“(Wolken) was able to identify a population in the jail that was nonviolent, that had substance abuse issues, mental health issues, that are not receiving the best or proper care in the facility,” McDermott said. “We know they’d be better suited in a treatment center. Some of the folks with mental illness need to be hospitalized.”

The plan, championed in part by Missoula County Commissioner Cola Rowley and Ward 3 City Council member Emily Bentley, created a task force to explore areas where improvements could be made, including crisis intervention, more pretrial options, and stronger communication across the criminal justice system.

They also looked at the county’s needs, such as a 24-hour mental health crisis facility and a detox center.

“Our detention officers do an amazing job, but one of the challenges they face is people with substance abuse issues,” McDermott said. “We’ve had people die going through that withdrawal process in our detention center.

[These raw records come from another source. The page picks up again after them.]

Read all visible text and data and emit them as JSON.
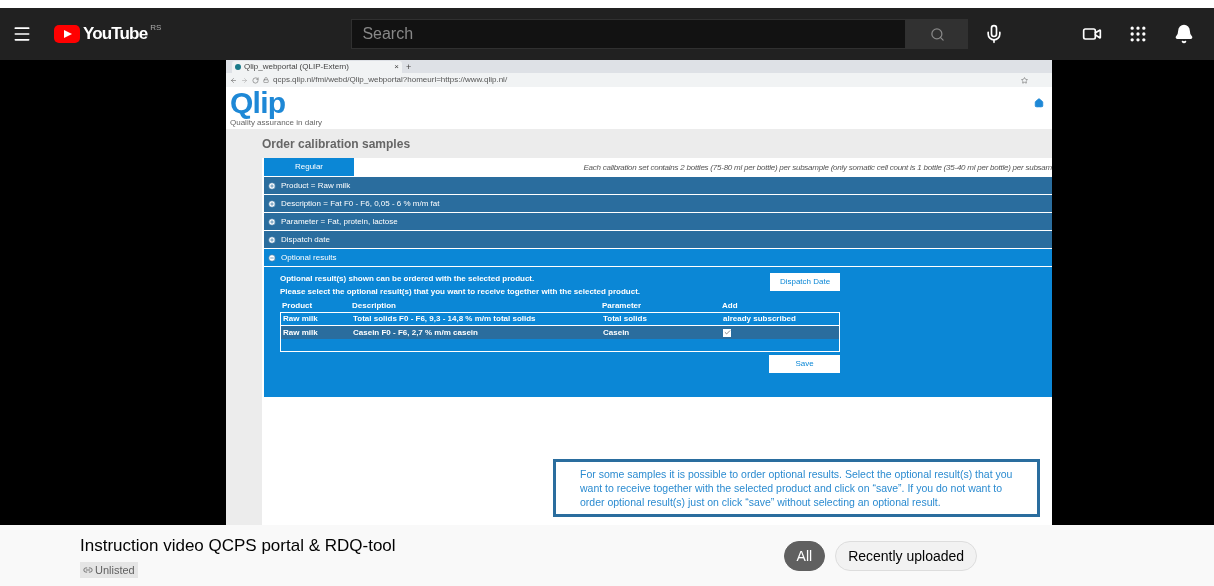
{
  "header": {
    "logo": "YouTube",
    "country": "RS",
    "search": {
      "placeholder": "Search"
    }
  },
  "video": {
    "browser": {
      "tab_title": "Qlip_webportal (QLIP-Extern)",
      "tab_close": "×",
      "new_tab": "+",
      "url": "qcps.qlip.nl/fmi/webd/Qlip_webportal?homeurl=https://www.qlip.nl/"
    },
    "logo": "Qlip",
    "tagline": "Quality assurance in dairy",
    "page_title": "Order calibration samples",
    "tabs": [
      {
        "label": "Regular",
        "selected": true
      }
    ],
    "note": "Each calibration set contains 2 bottles (75-80 ml per bottle) per subsample (only somatic cell count is 1 bottle  (35-40 ml per bottle) per subsam",
    "sections": [
      {
        "label": "Product = Raw milk",
        "expanded": false
      },
      {
        "label": "Description = Fat F0 - F6, 0,05 - 6 % m/m fat",
        "expanded": false
      },
      {
        "label": "Parameter = Fat, protein, lactose",
        "expanded": false
      },
      {
        "label": "Dispatch date",
        "expanded": false
      },
      {
        "label": "Optional results",
        "expanded": true
      }
    ],
    "optional": {
      "lines": [
        "Optional result(s) shown can be ordered with the selected product.",
        "Please select the optional result(s) that you want to receive together with the selected product."
      ],
      "dispatch_button": "Dispatch Date",
      "save_button": "Save",
      "columns": [
        "Product",
        "Description",
        "Parameter",
        "Add"
      ],
      "rows": [
        {
          "product": "Raw milk",
          "description": "Total solids F0 - F6, 9,3 - 14,8 % m/m total solids",
          "parameter": "Total solids",
          "kind": "text",
          "add": "already subscribed",
          "selected": false
        },
        {
          "product": "Raw milk",
          "description": "Casein F0 - F6, 2,7 % m/m casein",
          "parameter": "Casein",
          "kind": "checkbox",
          "checked": true,
          "selected": true
        }
      ]
    },
    "callout": "For some samples it is possible to order optional results. Select the optional result(s) that you want to receive together with the selected product and click on “save”. If you do not want to order optional result(s) just on click “save” without selecting an optional result."
  },
  "details": {
    "title": "Instruction video QCPS portal & RDQ-tool",
    "visibility": "Unlisted"
  },
  "chips": [
    {
      "label": "All",
      "selected": true
    },
    {
      "label": "Recently uploaded",
      "selected": false
    }
  ]
}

Other folks that have mental illnesses present a huge challenge for our people. They’re not properly trained and equipped to deal with those issues in a detention setting.”

In 2014, Missoula County was ordered to pay $565,500 in damages to a family of a woman who died of an alcohol withdrawal seizure in 2009. Five years later, a 51-year old man committed suicide at the detention center by jumping from a second-floor railing.

While the county does have a mental health provider on hand to provide basic medical services, it’s not a service that can diagnose mental illnesses or start medication. More often that not, McDermott said, nonviolent offenders suffering from certain issues may come out of the jail in a condition worse than when they arrived.

“In a detention setting, it’s a huge challenge for us, and it’s a huge liability for the county,” McDermott said. “On the street, there’s a lack of options for people with a mental health crisis. That’s frustrating for us.”

The new jail diversion plan calls for a local 24-hour crisis center where law enforcement could divert patients away from a detention setting. It also calls for a detox unit. Both efforts are intended to get offenders help without locking them up and exacerbating the problem.

McDermott said his department has also launched a crisis intervention training program to help law enforcement recognized mental health issues. They’ve created a position to monitor the daily jail population as well, looking to identify nonviolent offenders and those with mental health issues.

This budgeting cycle, McDermott also plans to hard fund a position for a mental health provider at the facility. The position currently exists but is funded by a temporary grant.

“We’ve moved her office right into our booking area in detention so she can see people right when they’re brought in and try to divert them from there,” McDermott said. “With our crisis intervention training, instead of what typically would be an arrest, we can take an identifiable mental health issue and deal with that appropriately.”

While McDermott is reluctant to paint the situation as a financial one, he believes preventative efforts and community solutions would come cheaper than building a $16 million jail addition. Local hospitals also estimate their losses at $250,000 a year in providing uncompensated care, a cost that provides incentives to find a solution.

In contrast, McDermott noted, home-arrest bracelets cost around $19 a day and breath samples are $2 a test.

“A year from now, I’d like to see the plan adopted by the city and county,” McDermott said. “I’d like the hospitals, specifically in regards to folks with mental health issues, expand their services. I’d like to see a 24-hour mental health crisis facility with a law enforcement drop of.”

He also supports the plan’s call for a detox center, and expanding pretrial and home arrest programs.

“It’s about doing what’s right for our community and for people who find themselves in that situation and need treatment,” McDermott said. “If we can eliminated or greatly reduce nonviolent offenders, get them in these other programs and still hold them accountable for their offenses and get them back to work and family, then we’ll have the space to house people who need to be in our jail.”